EXERCISE GOAL.
The expected output is the data below, restated word for word.

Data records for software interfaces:
|---|

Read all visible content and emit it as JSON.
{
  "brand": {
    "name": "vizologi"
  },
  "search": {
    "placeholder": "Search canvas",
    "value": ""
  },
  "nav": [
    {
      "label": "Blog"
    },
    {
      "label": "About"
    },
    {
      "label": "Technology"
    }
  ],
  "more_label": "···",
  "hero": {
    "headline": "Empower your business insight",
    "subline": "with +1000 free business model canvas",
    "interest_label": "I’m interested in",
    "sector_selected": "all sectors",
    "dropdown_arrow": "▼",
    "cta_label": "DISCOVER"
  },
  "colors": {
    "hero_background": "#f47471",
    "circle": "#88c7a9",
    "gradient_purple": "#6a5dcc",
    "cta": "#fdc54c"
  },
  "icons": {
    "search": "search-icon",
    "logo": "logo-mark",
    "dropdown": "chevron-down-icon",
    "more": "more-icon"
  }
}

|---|

SOLUTION TO THE PROBLEM.
Read all visible content and emit it as JSON.
{
  "brand": {
    "name": "vizologi"
  },
  "search": {
    "placeholder": "Search canvas",
    "value": ""
  },
  "nav": [
    {
      "label": "Blog"
    },
    {
      "label": "About"
    },
    {
      "label": "Technology"
    }
  ],
  "more_label": "···",
  "hero": {
    "headline": "Empower your business insight",
    "subline": "with +1000 free business model canvas",
    "interest_label": "I’m interested in",
    "sector_selected": "all sectors",
    "dropdown_arrow": "▼",
    "cta_label": "DISCOVER"
  },
  "colors": {
    "hero_background": "#f47471",
    "circle": "#88c7a9",
    "gradient_purple": "#6a5dcc",
    "cta": "#fdc54c"
  },
  "icons": {
    "search": "search-icon",
    "logo": "logo-mark",
    "dropdown": "chevron-down-icon",
    "more": "more-icon"
  }
}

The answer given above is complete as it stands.